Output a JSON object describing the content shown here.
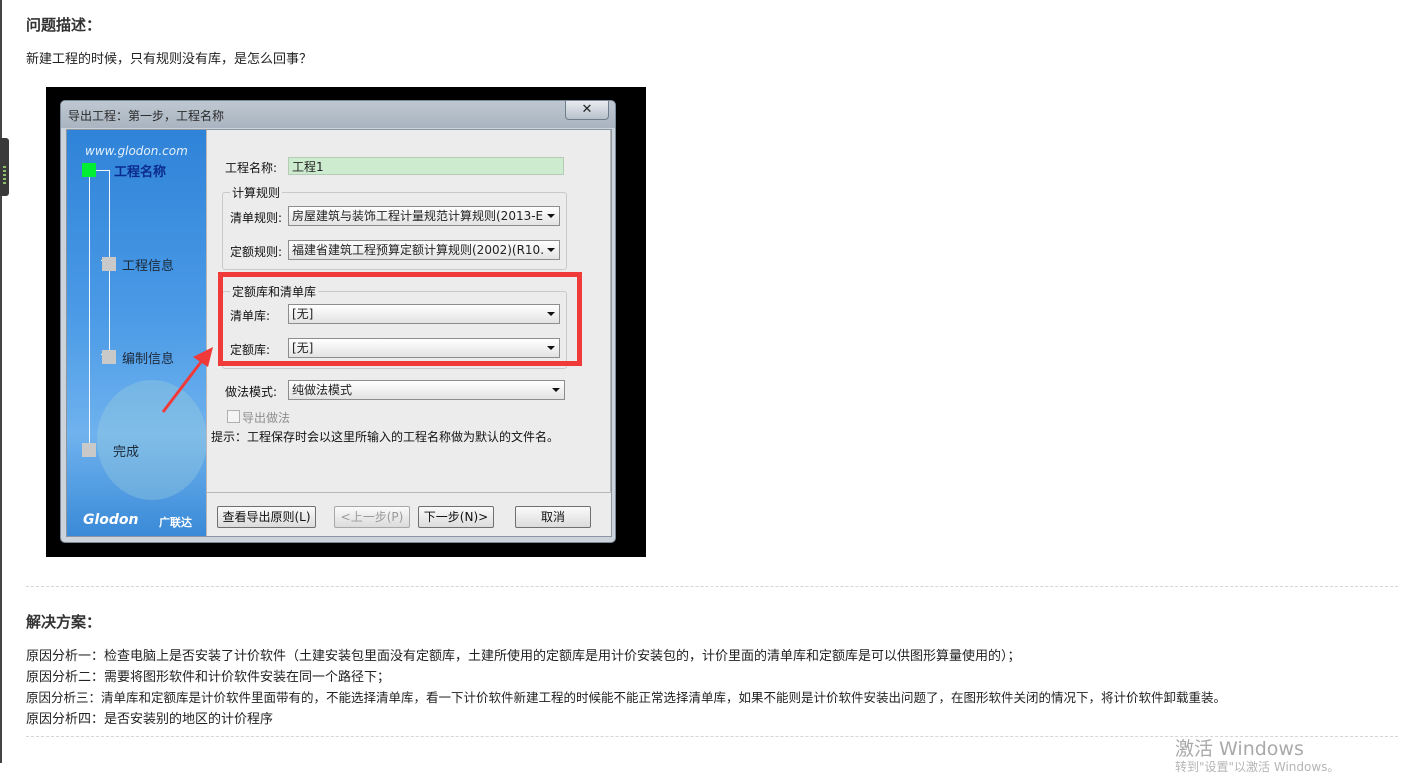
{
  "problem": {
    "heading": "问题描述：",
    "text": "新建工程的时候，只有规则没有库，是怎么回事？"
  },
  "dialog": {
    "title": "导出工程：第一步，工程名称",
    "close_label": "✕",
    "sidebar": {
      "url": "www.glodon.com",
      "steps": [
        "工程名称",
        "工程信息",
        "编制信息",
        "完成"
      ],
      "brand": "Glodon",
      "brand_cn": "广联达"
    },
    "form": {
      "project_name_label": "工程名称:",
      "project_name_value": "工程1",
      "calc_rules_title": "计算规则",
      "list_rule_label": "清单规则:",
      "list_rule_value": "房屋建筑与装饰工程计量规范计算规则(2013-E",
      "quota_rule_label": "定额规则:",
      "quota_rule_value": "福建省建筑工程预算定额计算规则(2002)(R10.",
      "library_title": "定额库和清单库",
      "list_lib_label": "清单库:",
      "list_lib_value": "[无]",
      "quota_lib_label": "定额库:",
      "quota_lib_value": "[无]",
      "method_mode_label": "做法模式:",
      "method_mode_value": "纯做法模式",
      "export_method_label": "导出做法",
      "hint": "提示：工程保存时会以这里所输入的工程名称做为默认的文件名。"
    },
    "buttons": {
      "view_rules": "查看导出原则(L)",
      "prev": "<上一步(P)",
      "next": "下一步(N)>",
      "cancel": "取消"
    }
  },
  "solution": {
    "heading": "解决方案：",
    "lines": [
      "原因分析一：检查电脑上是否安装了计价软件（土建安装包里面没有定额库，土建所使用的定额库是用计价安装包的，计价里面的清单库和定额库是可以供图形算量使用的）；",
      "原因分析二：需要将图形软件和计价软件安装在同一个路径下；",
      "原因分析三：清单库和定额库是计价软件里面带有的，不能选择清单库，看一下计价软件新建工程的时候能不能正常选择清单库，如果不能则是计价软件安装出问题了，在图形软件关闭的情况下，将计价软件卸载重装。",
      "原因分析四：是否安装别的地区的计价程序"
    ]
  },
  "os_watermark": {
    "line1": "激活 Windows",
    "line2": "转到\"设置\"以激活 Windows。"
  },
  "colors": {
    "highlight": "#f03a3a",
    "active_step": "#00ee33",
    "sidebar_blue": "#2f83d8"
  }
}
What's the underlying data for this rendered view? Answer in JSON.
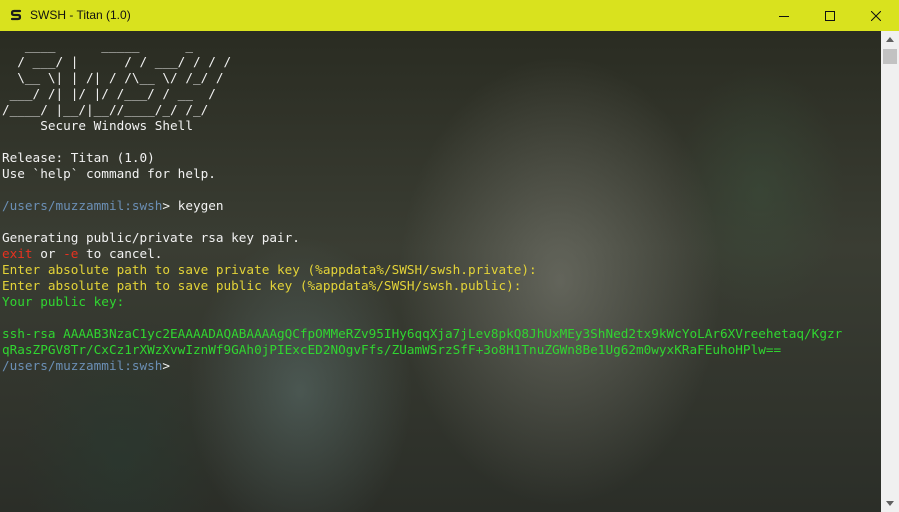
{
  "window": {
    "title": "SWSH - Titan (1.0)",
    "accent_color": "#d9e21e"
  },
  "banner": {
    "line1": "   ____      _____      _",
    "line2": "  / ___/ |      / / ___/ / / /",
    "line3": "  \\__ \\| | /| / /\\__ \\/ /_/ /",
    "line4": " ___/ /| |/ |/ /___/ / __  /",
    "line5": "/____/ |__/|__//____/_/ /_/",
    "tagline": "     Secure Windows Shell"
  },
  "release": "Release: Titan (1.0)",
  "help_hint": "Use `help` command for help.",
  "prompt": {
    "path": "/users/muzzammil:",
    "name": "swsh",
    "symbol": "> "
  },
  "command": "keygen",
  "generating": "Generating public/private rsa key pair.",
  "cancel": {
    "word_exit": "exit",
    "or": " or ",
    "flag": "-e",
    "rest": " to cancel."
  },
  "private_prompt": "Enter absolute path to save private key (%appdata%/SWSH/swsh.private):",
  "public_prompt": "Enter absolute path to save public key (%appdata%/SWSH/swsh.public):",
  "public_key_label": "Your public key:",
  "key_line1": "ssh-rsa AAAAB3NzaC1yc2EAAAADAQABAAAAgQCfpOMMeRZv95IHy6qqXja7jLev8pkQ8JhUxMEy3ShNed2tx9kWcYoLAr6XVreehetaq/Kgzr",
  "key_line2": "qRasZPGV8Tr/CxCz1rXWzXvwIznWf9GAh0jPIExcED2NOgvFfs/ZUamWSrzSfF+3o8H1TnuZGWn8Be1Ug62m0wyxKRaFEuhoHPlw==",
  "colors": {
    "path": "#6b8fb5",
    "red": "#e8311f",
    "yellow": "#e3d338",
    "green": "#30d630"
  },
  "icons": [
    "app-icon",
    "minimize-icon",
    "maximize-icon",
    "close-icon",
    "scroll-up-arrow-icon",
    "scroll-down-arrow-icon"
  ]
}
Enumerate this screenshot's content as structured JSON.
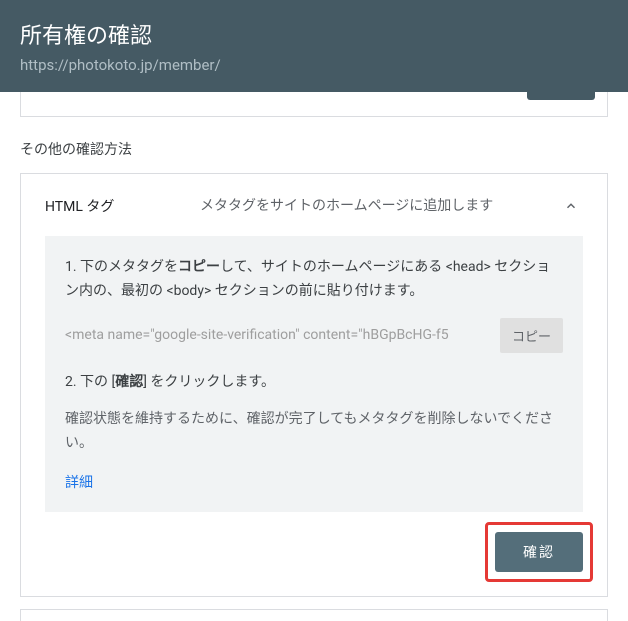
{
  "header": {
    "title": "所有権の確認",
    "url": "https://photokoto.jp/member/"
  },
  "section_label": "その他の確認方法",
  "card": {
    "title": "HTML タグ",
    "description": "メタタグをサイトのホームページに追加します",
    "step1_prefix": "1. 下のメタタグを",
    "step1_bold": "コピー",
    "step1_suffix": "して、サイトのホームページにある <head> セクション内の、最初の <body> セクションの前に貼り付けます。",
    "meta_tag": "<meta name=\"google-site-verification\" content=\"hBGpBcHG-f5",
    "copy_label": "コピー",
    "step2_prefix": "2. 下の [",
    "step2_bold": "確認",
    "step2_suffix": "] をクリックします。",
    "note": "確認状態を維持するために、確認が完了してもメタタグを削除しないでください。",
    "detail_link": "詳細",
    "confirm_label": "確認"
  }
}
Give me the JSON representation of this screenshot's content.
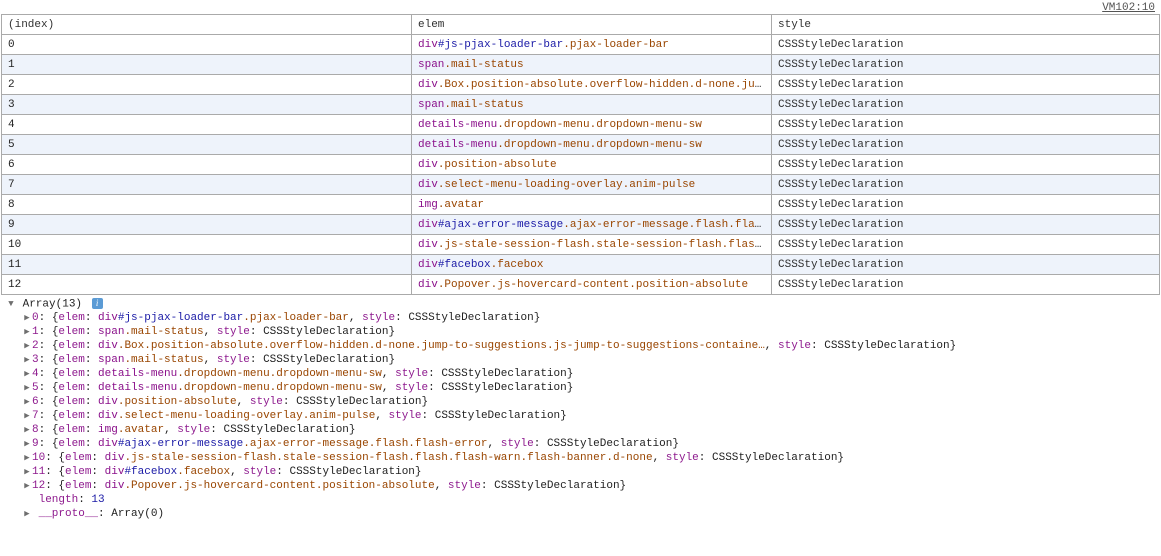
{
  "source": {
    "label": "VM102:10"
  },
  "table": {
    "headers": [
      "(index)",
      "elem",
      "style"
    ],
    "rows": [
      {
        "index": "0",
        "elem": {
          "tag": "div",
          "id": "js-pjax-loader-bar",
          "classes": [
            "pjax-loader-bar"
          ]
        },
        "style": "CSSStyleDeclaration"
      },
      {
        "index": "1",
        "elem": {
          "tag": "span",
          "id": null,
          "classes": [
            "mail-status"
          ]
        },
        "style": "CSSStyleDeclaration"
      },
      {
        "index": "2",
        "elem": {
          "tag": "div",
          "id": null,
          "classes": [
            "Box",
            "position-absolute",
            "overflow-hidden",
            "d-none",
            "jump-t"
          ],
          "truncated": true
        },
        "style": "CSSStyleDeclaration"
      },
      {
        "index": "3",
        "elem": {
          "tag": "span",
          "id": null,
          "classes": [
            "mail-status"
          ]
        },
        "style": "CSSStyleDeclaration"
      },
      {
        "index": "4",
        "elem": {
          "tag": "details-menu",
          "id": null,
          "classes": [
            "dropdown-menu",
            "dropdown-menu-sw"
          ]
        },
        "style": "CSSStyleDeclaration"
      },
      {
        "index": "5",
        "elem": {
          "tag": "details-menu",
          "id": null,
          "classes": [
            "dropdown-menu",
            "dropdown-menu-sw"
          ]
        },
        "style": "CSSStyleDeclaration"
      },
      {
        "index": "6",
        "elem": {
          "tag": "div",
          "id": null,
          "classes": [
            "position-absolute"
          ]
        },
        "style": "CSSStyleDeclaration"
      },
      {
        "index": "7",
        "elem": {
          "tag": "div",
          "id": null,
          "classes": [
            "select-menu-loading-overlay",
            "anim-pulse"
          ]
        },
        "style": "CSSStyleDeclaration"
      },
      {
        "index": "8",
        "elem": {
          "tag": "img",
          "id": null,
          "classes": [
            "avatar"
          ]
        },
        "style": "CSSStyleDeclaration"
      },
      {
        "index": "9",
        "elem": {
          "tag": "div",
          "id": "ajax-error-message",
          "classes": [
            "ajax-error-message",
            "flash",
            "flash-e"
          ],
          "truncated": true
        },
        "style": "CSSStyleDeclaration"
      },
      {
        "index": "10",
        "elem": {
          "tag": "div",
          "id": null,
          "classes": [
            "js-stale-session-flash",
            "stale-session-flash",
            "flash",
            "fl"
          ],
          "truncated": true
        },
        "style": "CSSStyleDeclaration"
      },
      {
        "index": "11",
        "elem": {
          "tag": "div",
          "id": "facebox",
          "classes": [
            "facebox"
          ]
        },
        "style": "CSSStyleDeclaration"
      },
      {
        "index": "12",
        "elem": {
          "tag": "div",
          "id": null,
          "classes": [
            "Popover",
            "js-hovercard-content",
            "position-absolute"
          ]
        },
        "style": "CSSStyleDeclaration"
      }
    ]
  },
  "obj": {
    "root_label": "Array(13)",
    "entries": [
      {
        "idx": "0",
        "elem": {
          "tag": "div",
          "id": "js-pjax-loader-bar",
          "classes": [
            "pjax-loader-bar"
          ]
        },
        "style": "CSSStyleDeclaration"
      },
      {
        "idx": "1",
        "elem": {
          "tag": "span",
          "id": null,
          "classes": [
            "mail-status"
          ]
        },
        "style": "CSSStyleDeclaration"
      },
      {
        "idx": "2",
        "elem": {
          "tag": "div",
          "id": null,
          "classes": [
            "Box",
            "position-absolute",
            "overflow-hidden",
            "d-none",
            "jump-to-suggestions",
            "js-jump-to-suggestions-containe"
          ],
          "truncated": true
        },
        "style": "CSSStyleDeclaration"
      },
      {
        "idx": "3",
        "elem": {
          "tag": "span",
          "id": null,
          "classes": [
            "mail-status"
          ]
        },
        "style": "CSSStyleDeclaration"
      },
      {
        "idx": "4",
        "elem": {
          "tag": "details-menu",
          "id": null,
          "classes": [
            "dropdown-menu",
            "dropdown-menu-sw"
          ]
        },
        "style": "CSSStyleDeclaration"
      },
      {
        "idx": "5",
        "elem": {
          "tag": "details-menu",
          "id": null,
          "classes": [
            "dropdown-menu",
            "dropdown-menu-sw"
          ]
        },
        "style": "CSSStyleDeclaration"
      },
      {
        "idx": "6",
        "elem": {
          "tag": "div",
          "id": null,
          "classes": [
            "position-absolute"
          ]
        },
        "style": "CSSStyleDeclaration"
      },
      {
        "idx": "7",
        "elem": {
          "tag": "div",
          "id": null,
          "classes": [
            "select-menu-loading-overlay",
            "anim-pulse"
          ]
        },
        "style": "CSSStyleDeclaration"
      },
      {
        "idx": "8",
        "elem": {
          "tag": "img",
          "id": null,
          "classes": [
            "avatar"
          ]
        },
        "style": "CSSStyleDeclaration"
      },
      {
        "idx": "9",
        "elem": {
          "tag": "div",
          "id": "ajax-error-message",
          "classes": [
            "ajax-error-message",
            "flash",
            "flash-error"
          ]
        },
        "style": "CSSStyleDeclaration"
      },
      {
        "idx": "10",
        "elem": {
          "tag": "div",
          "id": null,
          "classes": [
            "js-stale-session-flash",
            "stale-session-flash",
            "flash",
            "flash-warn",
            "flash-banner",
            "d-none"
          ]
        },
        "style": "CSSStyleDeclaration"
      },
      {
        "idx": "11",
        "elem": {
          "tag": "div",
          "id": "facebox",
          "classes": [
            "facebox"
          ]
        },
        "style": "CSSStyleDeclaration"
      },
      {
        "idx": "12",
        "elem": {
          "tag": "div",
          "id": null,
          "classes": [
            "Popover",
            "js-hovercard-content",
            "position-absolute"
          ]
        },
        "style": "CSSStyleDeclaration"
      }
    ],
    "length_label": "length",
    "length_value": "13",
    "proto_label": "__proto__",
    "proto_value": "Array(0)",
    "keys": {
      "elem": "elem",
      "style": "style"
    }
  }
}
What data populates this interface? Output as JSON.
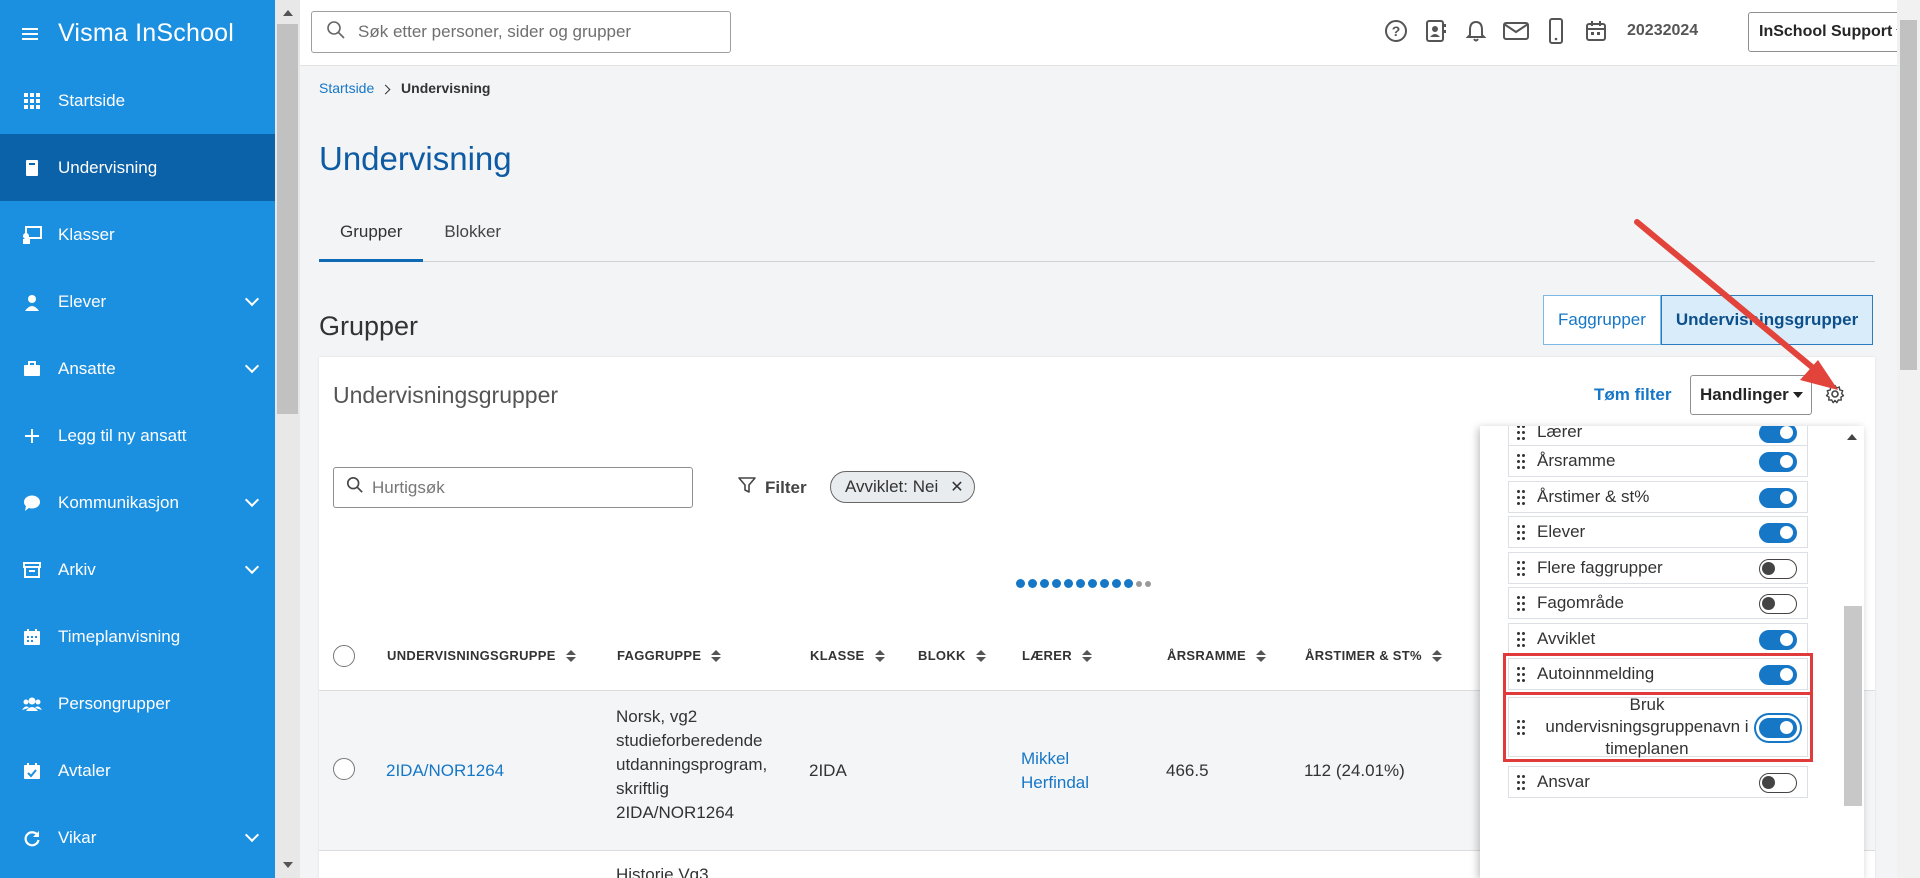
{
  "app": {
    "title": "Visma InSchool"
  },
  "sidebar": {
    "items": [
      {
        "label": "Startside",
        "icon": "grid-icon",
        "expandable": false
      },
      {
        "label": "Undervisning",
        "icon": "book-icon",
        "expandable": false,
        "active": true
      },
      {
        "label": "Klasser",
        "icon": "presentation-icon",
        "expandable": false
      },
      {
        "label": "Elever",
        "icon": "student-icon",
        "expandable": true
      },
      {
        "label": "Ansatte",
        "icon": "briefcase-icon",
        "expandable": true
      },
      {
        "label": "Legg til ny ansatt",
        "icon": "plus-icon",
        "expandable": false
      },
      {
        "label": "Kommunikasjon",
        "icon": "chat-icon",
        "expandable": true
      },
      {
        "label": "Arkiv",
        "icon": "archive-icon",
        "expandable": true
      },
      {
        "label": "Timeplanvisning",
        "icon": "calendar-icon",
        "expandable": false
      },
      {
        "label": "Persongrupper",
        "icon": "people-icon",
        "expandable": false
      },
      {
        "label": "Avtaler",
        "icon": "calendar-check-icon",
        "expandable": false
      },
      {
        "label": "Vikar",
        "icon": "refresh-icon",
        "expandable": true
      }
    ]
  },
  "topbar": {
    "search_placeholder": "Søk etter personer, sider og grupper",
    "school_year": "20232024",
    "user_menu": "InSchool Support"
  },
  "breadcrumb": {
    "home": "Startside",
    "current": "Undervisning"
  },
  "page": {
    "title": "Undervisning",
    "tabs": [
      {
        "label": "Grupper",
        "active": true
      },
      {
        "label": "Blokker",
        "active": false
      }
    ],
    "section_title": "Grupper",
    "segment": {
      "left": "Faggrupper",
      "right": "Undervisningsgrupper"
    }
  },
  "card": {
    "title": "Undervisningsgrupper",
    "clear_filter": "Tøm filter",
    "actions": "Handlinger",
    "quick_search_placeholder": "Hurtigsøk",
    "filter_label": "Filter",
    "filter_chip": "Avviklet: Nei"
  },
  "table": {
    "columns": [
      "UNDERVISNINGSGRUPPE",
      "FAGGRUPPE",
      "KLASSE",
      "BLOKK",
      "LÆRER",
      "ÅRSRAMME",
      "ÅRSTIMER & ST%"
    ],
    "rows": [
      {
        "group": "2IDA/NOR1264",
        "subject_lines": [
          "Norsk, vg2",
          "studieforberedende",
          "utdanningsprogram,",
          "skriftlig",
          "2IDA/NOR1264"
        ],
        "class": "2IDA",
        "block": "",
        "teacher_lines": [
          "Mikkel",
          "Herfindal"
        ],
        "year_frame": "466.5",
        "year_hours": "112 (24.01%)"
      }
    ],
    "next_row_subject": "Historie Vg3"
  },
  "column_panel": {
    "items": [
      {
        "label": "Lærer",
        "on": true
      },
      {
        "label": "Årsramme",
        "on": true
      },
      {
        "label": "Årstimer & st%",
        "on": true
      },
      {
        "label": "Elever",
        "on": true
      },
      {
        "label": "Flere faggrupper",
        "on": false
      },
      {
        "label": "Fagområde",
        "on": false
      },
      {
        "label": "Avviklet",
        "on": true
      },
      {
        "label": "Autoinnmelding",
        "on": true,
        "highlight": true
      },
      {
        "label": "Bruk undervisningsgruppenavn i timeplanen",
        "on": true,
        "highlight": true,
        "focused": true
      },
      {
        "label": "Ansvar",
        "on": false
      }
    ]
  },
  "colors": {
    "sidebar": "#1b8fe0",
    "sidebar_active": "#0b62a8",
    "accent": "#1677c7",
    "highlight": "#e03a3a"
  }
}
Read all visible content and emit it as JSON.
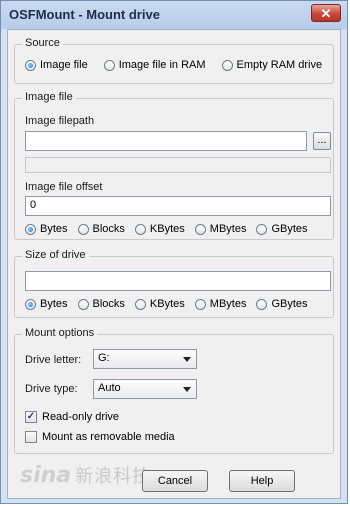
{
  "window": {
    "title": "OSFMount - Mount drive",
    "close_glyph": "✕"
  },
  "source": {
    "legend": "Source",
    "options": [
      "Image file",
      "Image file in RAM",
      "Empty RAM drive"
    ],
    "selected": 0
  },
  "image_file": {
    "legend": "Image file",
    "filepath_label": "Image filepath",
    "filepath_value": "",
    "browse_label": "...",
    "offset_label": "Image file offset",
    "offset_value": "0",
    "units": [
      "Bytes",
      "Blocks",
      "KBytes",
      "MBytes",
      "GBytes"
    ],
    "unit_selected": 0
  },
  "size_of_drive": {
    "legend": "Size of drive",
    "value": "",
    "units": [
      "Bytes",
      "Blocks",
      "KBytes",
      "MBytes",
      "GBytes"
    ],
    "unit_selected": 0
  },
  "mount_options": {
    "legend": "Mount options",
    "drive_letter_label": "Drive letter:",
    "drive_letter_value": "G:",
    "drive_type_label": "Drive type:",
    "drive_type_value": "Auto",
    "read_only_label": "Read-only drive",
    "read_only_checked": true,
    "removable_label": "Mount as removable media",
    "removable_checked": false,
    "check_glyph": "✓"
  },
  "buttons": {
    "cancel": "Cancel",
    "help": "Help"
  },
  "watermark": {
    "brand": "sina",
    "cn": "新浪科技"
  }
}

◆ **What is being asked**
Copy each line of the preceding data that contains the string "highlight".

◆ **Exercise solution**
    "highlight": "#f03a3a",
        "highlight": true
        "highlight": true,
    "highlight": "#e03a3a"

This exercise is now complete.